Rather than tell you what is good or bad music, I will help you determine what are some characteristics of quality music that will help you to better choose music for your ensembles. These certainly are not the only characteristics, but some important ones that can signal the worth of the pieces you select for your students.

1. Intrigue – Does the piece pique your interest? Does it hold your attention? Does it take you on a musical journey, or does it seem too predictable? Is there something about the piece that is memorable? Will you walk away with something after it is over? Will it have an effect on you and your students?

2. Drama – Does the piece have a sense of shape or arc, like a good book? One aspect could be the shape or arc of phrases and the overall arc or form of the entire piece. Does it have well-placed climactic features, or is it just sort of monotone and rambling?

3. Artistry – Does the piece have something to say? It is sophisticated? Is it well-crafted? Is it creative? Does it show genius? Even a well-written grade 1 piece can show these things.

4. Craft – Does the work show the composer’s skill? This is different than artistry, especially for a piece written for students. A piece could have all of the above elements, but be poorly scored due to the composer’s lack of understanding of orchestration and technical limitations of the instruments. This can hurt the overall effectiveness of the piece. I suggest that you look more carefully at this area when selecting literature for your students, because bad results can happen with what is a semingly good piece, if the composer does not have an understanding of what is possible on the instruments and what “works” in scoring. I have reviewed literally thousands of pieces that might have characteristics 1, 2 and 3, but have scoring that will preclude them from being successful with your ensembles. Here are three simple things to look for:

  • Look for what I call uncomfortable counterpoint. That is, look for places where there are non-chords on weak beats (or strong beats too sometimes) that don’t really make a lot of sense from a “theory” standpoint.
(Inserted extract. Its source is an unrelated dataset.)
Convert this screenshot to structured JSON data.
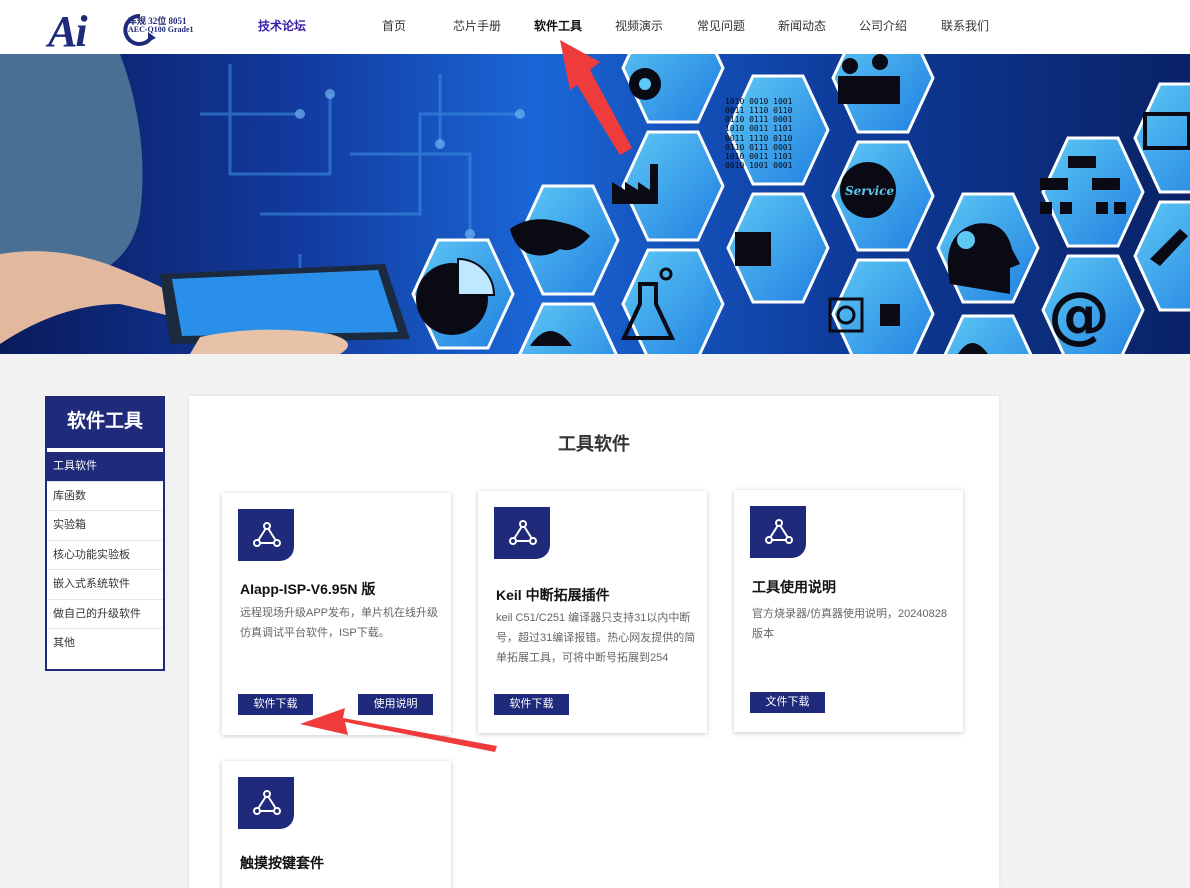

If you listen to a piece and it feels at times like something might be weird, then check for uncomfortable counterpoint.
  • Check the scoring in the lower voices to see if it will be muddy. The way to do this is to remember two things: 1. the overtone series and 2. your college part-writing rules. Remember how you were not supposed to have close intervals between the bass and tenor voices in your part-writing theory assignments? Why? Because it sounds bad, and it gets in the way of nature (the overtone series). The overtone series shows us that open voicing on the bottom will be better acoustically. Close intervals of seconds, thirds and fourths between Tuba and other lower instruments or bass and cello in orchestra is going to sound muddy and be problematic for younger student ensembles ultimately.
  • Everybody plays all of the time. This is not creative orchestration and gets tiring to listen to. I find this a lot when I review string orchestra pieces. Even having some simple changes in orchestration can go a long way in making a piece hold interest and be more effective.

5. Space – My friends and I have been discussing this one a lot lately, as it appears that many of today’s composers feel the need to fill up every possible space in music with something going on. One of my friends said, “music is how you get out of silence, and back into silence.” I also believe that there needs to be breath in music. It has to ebb and flow and have moments of repose. Certainly a piece that just comes at you for 3 to 5 minutes straight can be effective, but after that point our ears need some breaks in order for the next phrase or part of the composition to be more effective. Space can obviously lead to better drama in composition. Rest in music is a good thing and can provide the space necessary for color, texture and timbre, making a piece more intriguing and interesting to listen to.

6. Usefulness – You might think, what does this have to do with quality? In my opinion a lot. I believe that if you determine it is a quality piece of music, then ultimately it has usefulness with your students. But, I also understand that in the educational realm finding pieces that help you teach specific things to your students is very important as well. Although we should consider characteristics 1 through 5 first, it is critical that we find music that can be used to teach concepts that our students need, or pieces that push them in the ways they need to be pushed.

Try not to select music only on the fact you like the tune when you hear the demo recording. Since the music you play with your ensembles is your curriculum, it is essential that you take the time when picking music to look carefully at the piece for the items mentioned above. Are there other factors that can be considered? Certainly, but this is a good place to start. Even pieces that are to be used for functional purposes like a holiday concert or a spring concert can and should have all of these elements. I am a big believe that there is great music in every genre. The problem today is sifting through the thousands of choices you have as a music educator to get just the right piece for your students’ needs. I hope that these suggestions will help to clarify your selection process into something more concrete. Most importantly, trust your musical tastes and talent when selecting music, and always keep in mind that no ones knows the needs of your students better than you! Good luck!